People have been cheating in exams since forever. But it is just a tiny minority who take the chance to do this. Hence all colleges have strict rules about exams - no phones, (new) no smart watches, no notes, and no water bottles. Every time a student sits down to an exam, he/she has to undergo the ritual instructions from Invigilators. Many of us also make students submit assignments like essays and projects through plagiarism detection systems such as Turnitin. While we can argue that it is part of the learning process to do this, in the end it is about preventing cheating. Why should an honest trustworthy student have to do this?

Trust no one!
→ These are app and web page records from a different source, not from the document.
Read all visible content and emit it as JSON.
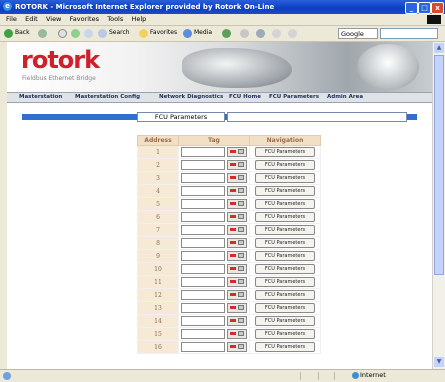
{
  "window": {
    "title": "ROTORK - Microsoft Internet Explorer provided by Rotork On-Line"
  },
  "menu": [
    "File",
    "Edit",
    "View",
    "Favorites",
    "Tools",
    "Help"
  ],
  "toolbar": {
    "back": "Back",
    "search": "Search",
    "favorites": "Favorites",
    "media": "Media",
    "google": "Google"
  },
  "site": {
    "logo": "rotork",
    "sublogo": "Fieldbus Ethernet Bridge"
  },
  "nav": [
    "Masterstation",
    "Masterstation Config",
    "Network Diagnostics",
    "FCU Home",
    "FCU Parameters",
    "Admin Area"
  ],
  "page": {
    "fcu_label": "FCU Parameters"
  },
  "table": {
    "headers": [
      "Address",
      "Tag",
      "Navigation"
    ],
    "rows": [
      "1",
      "2",
      "3",
      "4",
      "5",
      "6",
      "7",
      "8",
      "9",
      "10",
      "11",
      "12",
      "13",
      "14",
      "15",
      "16"
    ],
    "button_label": "FCU Parameters"
  },
  "status": {
    "zone": "Internet"
  },
  "colors": {
    "brand_red": "#d21f2c",
    "title_blue": "#0b3ec4",
    "bar_blue": "#2f6fd0"
  }
}
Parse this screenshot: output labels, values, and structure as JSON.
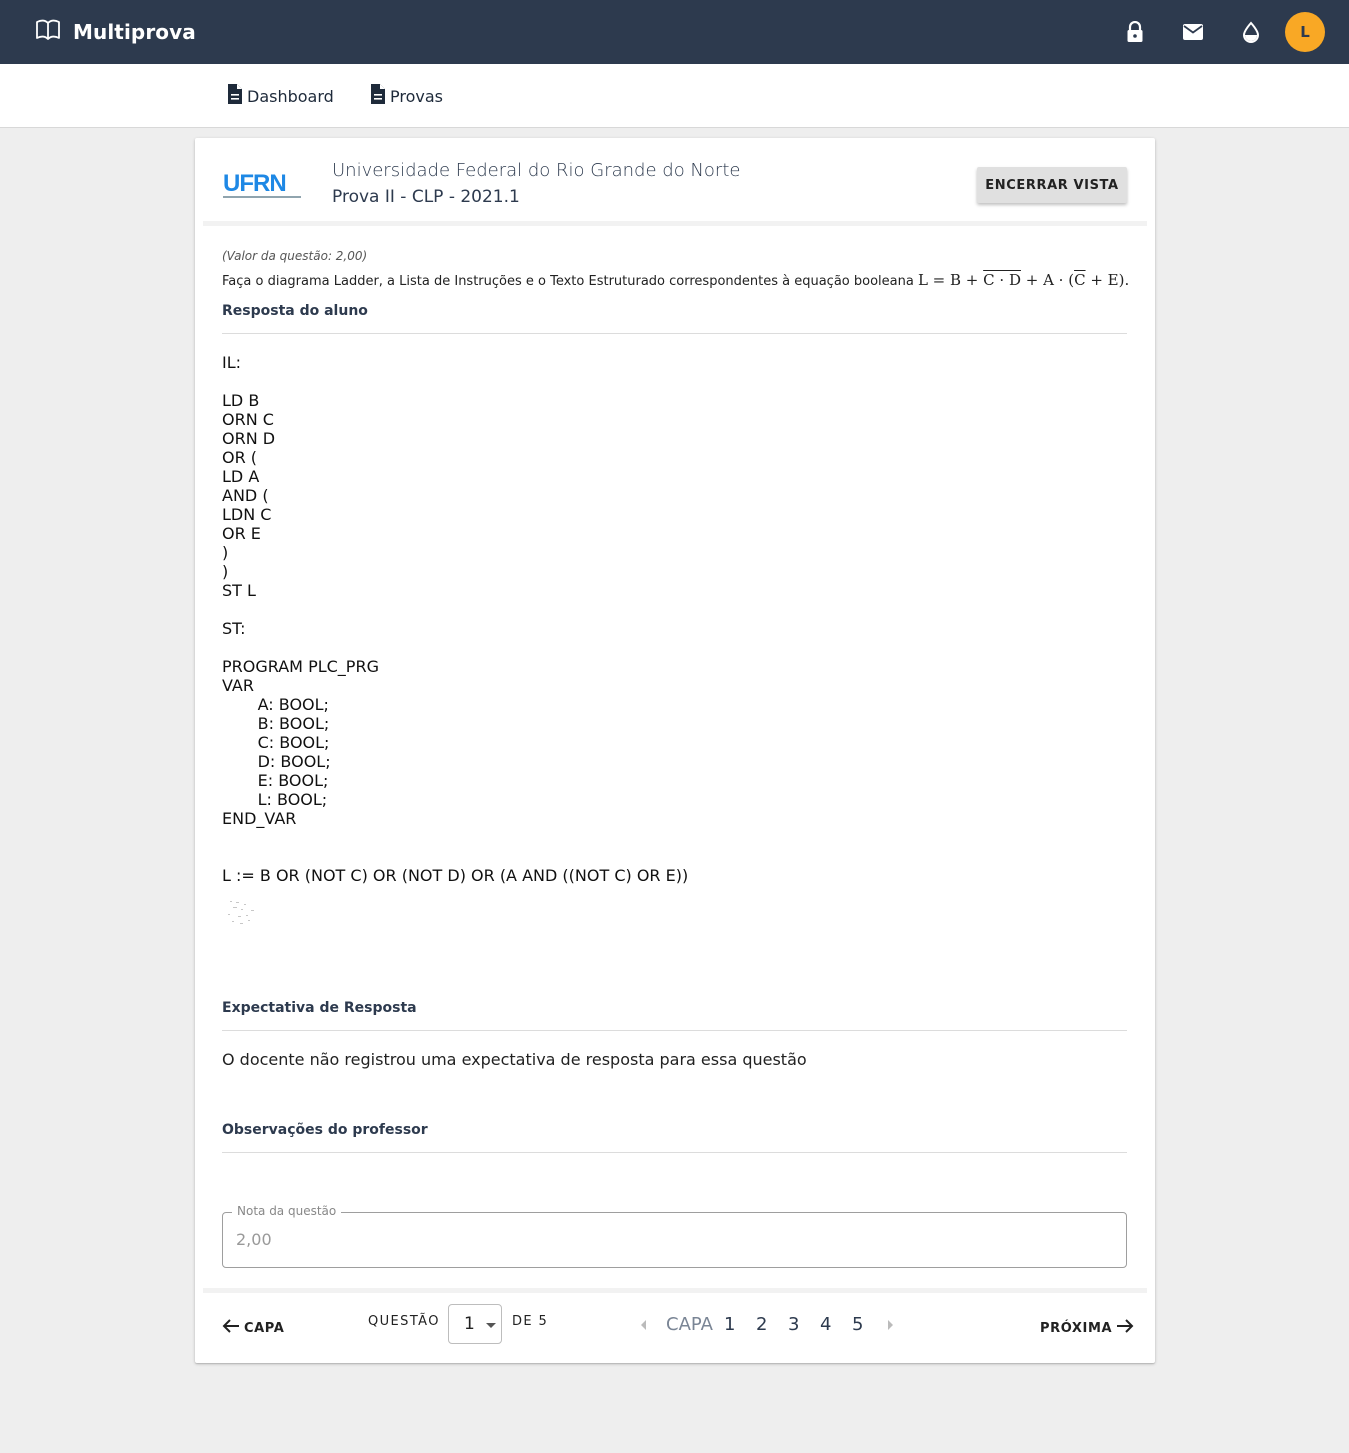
{
  "app": {
    "title": "Multiprova",
    "avatar_initial": "L",
    "bar_color": "#2d3a4e",
    "avatar_color": "#f9a825"
  },
  "nav": {
    "items": [
      {
        "label": "Dashboard",
        "icon": "document-icon"
      },
      {
        "label": "Provas",
        "icon": "document-icon"
      }
    ]
  },
  "header": {
    "logo_text": "UFRN",
    "university": "Universidade Federal do Rio Grande do Norte",
    "exam": "Prova II - CLP - 2021.1",
    "close_button": "ENCERRAR VISTA"
  },
  "question": {
    "value": "(Valor da questão: 2,00)",
    "statement": "Faça o diagrama Ladder, a Lista de Instruções e o Texto Estruturado correspondentes à equação booleana ",
    "equation": {
      "part1": "L = B + ",
      "overlined": "C · D",
      "part2": " + A · (",
      "overlined2": "C",
      "part3": " + E)."
    }
  },
  "answer": {
    "title": "Resposta do aluno",
    "text": "IL:\n\nLD B\nORN C\nORN D\nOR (\nLD A\nAND (\nLDN C\nOR E\n)\n)\nST L\n\nST:\n\nPROGRAM PLC_PRG\nVAR\n       A: BOOL;\n       B: BOOL;\n       C: BOOL;\n       D: BOOL;\n       E: BOOL;\n       L: BOOL;\nEND_VAR\n\n\nL := B OR (NOT C) OR (NOT D) OR (A AND ((NOT C) OR E))"
  },
  "expectation": {
    "title": "Expectativa de Resposta",
    "text": "O docente não registrou uma expectativa de resposta para essa questão"
  },
  "observations": {
    "title": "Observações do professor"
  },
  "grade": {
    "label": "Nota da questão",
    "value": "2,00"
  },
  "footer": {
    "prev_label": "CAPA",
    "question_label": "QUESTÃO",
    "selected_question": "1",
    "of_label": "DE 5",
    "pager": [
      "CAPA",
      "1",
      "2",
      "3",
      "4",
      "5"
    ],
    "next_label": "PRÓXIMA"
  }
}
Friday, November 10, 2017

Naked Statistics!

Image source: A Little Stats.
Now that the post title has got your interest - read on...! 

I was recently reading in The Economist a review of a book by Charles Wheelan, called "Naked Statistics: Stripping the Dread From the Data". It's quite an old book now (published in 2013), but I've just bought it from Amazon. The piece that made up my mind for me to buy the book was when the reviewer (not named) wrote: 

The reader learns why insurance for low-cost items is worthless and why playing the lottery is a quick way to become poor. More seriously, the book explains the basic statistical approaches used in a 2011 study showing a link between a child’s brain size and autism. And it teems with interesting statistical facts, such as that there may have been an extra 1,000 deaths in the three months after September 11th 2001 because more people chose to drive rather than fly.

The last point is an interesting one and a quick visit to Wikipedia for data on road deaths in the US reveals (using Excel) interesting trends. While roads deaths have fluctuated enormously since 1970, you can see that there is in fact an increase from 42,196 deaths in 2001, to 43,005 deaths in 2002 - an increase of 809 deaths. The trend had been increasing over the previous three years anyway, but there is evidence that road deaths did increase after the 9/11 attacks.  The chart below is really easy to create in Excel (the slowest bit was adding the red label), and I find it is fun to be able to quickly visualise data like this. While road deaths were not caused by the 9/11 attacks (most people of the 43,005 who died in 2002 would have died anyway), it is an interesting thought that in addition to the 2,996 who did die as a direct result of the 9/11 attacks, perhaps the figure should be 3,805 (2,996 + 809)?
Data Source: Wikipedia.